■ **Problem description**
In the entries below, filter for the word "JSON" and copy every matching line.

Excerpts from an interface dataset
--
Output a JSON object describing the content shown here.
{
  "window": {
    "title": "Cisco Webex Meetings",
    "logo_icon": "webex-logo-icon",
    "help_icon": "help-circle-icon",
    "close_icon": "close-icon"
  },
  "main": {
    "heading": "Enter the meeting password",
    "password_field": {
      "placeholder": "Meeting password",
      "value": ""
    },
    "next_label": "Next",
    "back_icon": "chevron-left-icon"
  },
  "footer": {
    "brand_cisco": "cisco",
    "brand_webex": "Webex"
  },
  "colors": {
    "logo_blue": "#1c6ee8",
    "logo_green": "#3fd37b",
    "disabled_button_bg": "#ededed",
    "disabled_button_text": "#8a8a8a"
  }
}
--
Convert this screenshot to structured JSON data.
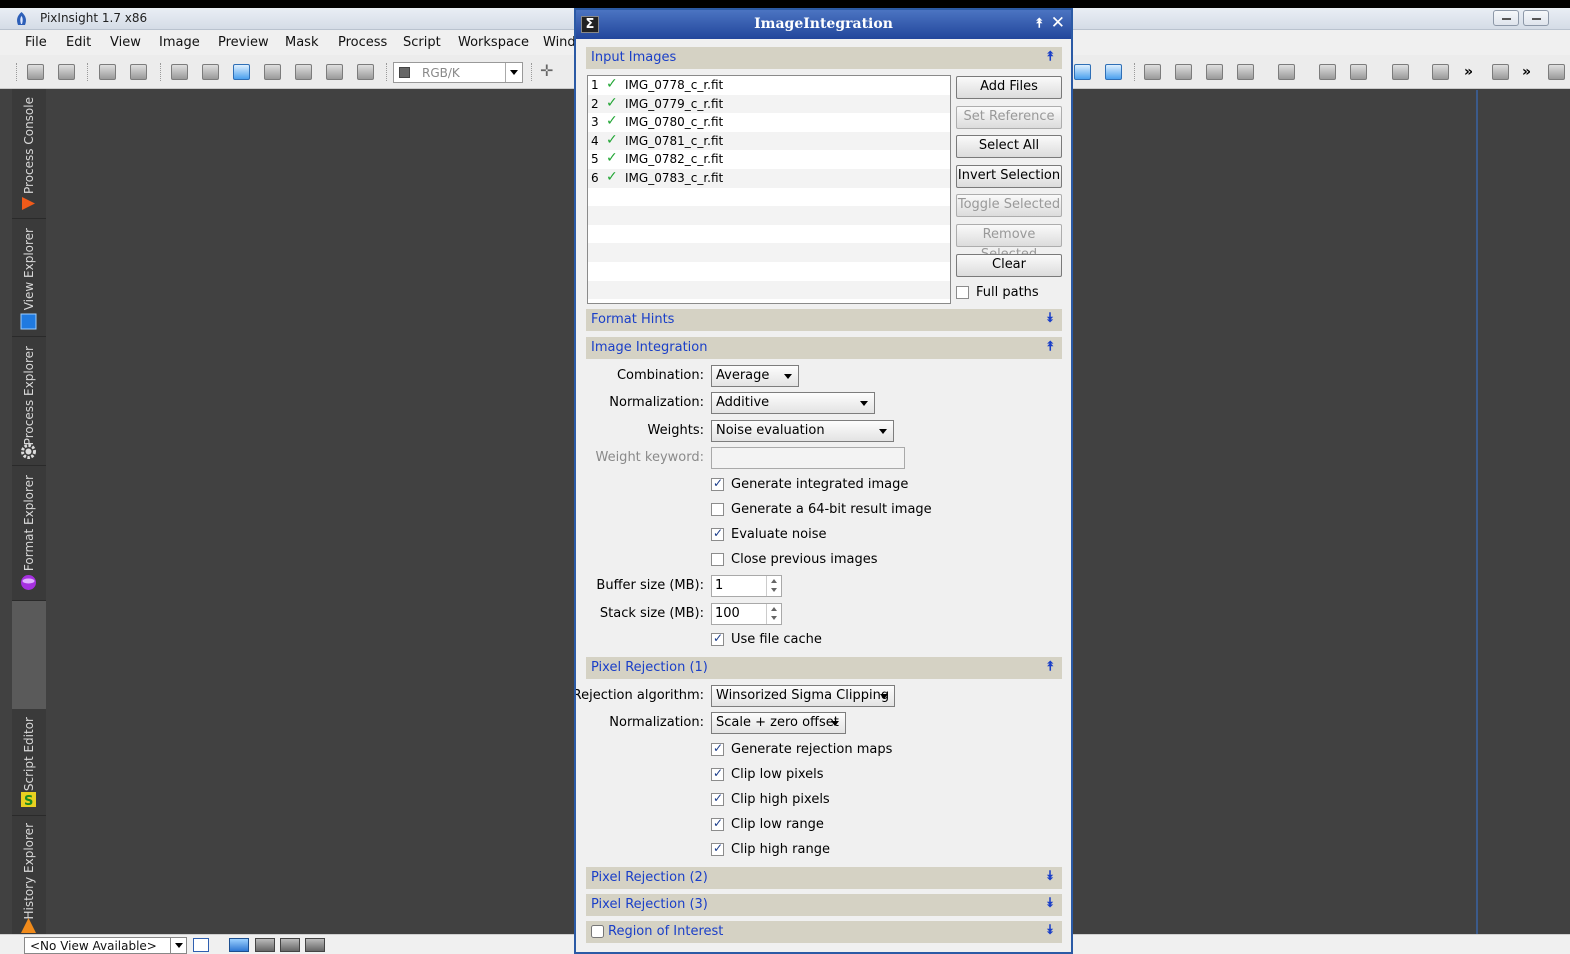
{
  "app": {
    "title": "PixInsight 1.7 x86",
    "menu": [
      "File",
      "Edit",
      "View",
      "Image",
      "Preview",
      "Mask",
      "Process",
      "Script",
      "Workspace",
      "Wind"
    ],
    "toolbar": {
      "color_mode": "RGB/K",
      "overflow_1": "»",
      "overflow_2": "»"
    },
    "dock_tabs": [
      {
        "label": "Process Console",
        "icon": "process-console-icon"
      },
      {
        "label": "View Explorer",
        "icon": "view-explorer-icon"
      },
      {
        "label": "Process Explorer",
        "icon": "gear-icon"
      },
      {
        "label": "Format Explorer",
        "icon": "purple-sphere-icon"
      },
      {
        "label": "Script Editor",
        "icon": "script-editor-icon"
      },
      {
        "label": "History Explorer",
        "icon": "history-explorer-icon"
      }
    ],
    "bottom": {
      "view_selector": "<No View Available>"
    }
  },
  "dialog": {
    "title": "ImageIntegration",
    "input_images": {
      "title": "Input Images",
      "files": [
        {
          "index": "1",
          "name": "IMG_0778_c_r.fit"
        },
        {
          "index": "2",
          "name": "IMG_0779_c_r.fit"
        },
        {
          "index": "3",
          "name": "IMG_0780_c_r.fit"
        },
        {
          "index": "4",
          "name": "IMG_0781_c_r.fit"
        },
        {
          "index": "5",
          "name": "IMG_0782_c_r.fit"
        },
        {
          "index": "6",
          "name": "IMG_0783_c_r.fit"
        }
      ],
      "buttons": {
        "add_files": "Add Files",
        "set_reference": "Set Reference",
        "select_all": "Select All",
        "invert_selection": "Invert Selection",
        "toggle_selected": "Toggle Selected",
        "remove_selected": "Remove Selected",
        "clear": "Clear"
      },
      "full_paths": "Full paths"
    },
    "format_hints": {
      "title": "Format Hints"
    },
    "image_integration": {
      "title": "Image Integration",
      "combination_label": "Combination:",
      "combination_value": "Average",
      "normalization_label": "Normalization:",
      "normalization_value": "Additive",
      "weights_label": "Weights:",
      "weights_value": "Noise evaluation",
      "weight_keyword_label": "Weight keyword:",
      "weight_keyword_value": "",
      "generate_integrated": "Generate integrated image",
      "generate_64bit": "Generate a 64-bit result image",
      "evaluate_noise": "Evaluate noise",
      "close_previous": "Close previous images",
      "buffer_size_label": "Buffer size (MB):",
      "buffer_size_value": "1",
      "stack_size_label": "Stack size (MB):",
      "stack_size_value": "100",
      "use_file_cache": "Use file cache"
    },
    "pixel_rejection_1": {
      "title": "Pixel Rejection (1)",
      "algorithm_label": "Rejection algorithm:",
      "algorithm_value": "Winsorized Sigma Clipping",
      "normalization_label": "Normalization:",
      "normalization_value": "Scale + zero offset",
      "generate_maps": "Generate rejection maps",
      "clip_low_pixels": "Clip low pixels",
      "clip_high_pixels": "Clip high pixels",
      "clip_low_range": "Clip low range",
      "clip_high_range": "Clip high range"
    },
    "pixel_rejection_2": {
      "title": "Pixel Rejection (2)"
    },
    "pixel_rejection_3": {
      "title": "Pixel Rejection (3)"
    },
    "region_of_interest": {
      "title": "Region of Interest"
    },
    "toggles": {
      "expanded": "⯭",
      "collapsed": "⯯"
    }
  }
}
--
■ **Solution for this task**
Output a JSON object describing the content shown here.
Convert this screenshot to structured JSON data.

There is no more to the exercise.